* PGMs rise after police kill 34 in Safrica mine clash
* Platinum heads for best week since February
* Gold steadies as euro retreats vs dollar (Releads, updates prices, adds comment)
By Jan Harvey
LONDON, Aug 17 (Reuters) - Platinum group metals rallied on Friday on supply fears after mass killings in South Africa shut production at number three platinum miner Lonmin, while gold prices retreated from early highs as the dollar recovered lost ground.
South African police killed 34 striking miners armed with machetes and sticks at Lonmin's Marikana platinum mine on Thursday, evoking comparisons to apartheid-era brutality. .
Police chief Riah Phiyega said 78 were also injured after officers moved against 3,000 striking drill operators massed on a rocky outcrop at the mine, 100 km (60 miles) northwest of Johannesburg.
Prior to Thursday, 10 people, including two policemen, had died in nearly a week of fighting between the Association of Mineworkers and Construction Union (AMCU) and the National Union of Mineworkers (NUM), a close ally of the ruling ANC.

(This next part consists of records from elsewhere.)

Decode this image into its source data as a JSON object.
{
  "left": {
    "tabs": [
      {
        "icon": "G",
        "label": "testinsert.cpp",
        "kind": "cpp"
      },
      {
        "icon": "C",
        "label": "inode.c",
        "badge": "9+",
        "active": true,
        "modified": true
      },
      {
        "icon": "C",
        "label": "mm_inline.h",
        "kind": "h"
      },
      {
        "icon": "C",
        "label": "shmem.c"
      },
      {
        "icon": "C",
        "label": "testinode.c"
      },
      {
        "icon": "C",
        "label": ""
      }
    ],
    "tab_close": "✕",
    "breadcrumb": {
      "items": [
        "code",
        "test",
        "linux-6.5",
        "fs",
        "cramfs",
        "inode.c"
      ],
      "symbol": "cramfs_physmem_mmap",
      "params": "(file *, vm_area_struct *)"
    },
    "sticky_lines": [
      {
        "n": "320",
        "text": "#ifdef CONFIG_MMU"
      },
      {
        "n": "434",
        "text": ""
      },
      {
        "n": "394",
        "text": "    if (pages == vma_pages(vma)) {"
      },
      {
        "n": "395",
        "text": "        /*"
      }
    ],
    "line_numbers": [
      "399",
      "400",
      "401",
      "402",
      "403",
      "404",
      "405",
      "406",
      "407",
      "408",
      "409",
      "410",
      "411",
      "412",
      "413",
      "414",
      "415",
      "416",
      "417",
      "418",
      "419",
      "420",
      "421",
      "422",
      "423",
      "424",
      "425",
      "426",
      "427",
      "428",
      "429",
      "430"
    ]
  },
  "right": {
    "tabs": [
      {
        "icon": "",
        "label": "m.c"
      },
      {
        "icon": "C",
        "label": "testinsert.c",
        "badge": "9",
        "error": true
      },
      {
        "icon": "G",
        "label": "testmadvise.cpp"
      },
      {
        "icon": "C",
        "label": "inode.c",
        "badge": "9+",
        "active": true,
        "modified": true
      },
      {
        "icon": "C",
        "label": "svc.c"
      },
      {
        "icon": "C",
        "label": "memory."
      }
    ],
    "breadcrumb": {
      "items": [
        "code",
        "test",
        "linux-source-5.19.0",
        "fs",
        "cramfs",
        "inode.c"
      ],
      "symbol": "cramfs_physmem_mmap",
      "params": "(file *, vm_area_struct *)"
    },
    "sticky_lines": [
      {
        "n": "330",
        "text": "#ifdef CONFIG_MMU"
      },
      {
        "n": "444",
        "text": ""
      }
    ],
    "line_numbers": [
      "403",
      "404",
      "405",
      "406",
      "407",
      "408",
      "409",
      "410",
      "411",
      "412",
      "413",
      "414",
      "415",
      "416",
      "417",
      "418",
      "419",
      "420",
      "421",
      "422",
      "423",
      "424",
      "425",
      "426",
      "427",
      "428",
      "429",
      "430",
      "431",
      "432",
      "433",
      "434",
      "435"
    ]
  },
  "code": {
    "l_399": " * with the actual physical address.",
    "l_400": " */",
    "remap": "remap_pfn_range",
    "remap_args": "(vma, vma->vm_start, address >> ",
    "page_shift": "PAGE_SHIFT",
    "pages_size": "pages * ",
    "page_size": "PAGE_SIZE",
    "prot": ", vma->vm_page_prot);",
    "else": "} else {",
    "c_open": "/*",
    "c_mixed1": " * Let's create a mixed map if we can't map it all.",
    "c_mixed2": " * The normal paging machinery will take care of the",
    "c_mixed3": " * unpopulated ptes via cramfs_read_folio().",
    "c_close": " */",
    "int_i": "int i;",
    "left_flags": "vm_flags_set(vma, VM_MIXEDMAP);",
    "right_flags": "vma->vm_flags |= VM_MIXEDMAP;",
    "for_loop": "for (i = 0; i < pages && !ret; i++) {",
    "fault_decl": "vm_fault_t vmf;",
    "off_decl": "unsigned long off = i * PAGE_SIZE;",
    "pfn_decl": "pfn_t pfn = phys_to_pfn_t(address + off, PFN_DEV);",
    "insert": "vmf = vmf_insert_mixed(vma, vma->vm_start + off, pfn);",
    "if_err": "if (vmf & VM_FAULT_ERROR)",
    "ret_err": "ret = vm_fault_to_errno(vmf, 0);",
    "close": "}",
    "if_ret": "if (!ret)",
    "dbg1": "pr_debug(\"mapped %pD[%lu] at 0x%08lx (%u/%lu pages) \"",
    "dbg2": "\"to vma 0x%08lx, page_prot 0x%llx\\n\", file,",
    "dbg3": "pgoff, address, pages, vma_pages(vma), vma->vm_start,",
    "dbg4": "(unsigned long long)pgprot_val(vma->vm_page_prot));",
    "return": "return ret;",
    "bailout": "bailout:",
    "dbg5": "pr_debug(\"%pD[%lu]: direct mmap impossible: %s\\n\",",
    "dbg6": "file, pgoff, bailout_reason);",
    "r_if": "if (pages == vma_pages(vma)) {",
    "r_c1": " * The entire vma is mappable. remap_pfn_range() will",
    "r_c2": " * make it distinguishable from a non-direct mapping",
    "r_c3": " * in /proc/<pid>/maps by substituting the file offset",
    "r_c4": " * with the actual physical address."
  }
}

"There are two things going on - the pay dispute, but also this militancy between unions," Citigroup analyst David Wilson said.
"It is having an impact on sentiment towards platinum. Whether it is significantly tightening the market - at the moment, probably not. But potentially, this could have quite a long-term impact."
Platinum prices are up 4.2 percent so far this week, on track for their biggest weekly rise since late February, while palladium rose 2.7 percent on its coat-tails, its best weekly performance since early June.
Spot platinum was up 1.2 percent at $1,451.75 an ounce at 1428 GMT, while spot palladium was up 2.3 percent at $592.97 an ounce. Platinum earlier hit a six-week high at $1,458.99.
As South Africa is the source of around 75-80 percent of the world's platinum, any supply disruption there is closely watched for its impact on the market balance. Lonmin typically produces around 2,000 ounces of platinum a day or 60,000 ounces a month.
However, weakness in the demand for the autocatalyst metal, particularly in Europe, means it is still forecast to be in a hefty surplus this year.
"While lost platinum production so far does little to put a dent to our estimated surplus of 210,000 ounces, the risk is that the situation starts to infect other major operations in South Africa," UBS said in a note on Friday.
"If the unrest becomes materially worse from here, there is also the potential of positive government intervention, easing fears which would in turn dampen platinum's... strength."
"But there are doubts as to whether the government will be able to respond quickly enough, particularly given the politics surrounding the ANC leadership elections in December," it said.
Spot gold was little changed at $1,613.56 an ounce, while U.S. gold futures for December delivery were down $3.70 an ounce at $1,615.50. Prices have struggled for traction this week, awaiting direction from policymakers.
The dollar recovered against the euro, having earlier slipped after Merkel said European Central Bank chief Mario Draghi's pledge to do whatever it takes to preserve the single currency was "completely in line" with the approach taken by European leaders.
Gold bulls are hoping that the ECB will unveil extraordinary measures, such as bond-buying, to shore up the euro zone. This, combined with expectations that the Federal Reserve will also boost liquidity to fuel growth, has lifted gold this month.
Mitsubishi analyst Matthew Turner said he expected gold to hold in its current range in the short term.
"There are quite a lot of events coming up in the euro area, such as the German constitutional court (ruling on the euro zone rescue fund), Spanish bond auctions, the IMF going to Greece, but they're all in September," he said. "That will be the big month."
Among other precious metals, spot silver was flat at $28.19 an ounce. (Reporting by Jan Harvey; Editing by Alison Birrane and David Cowell)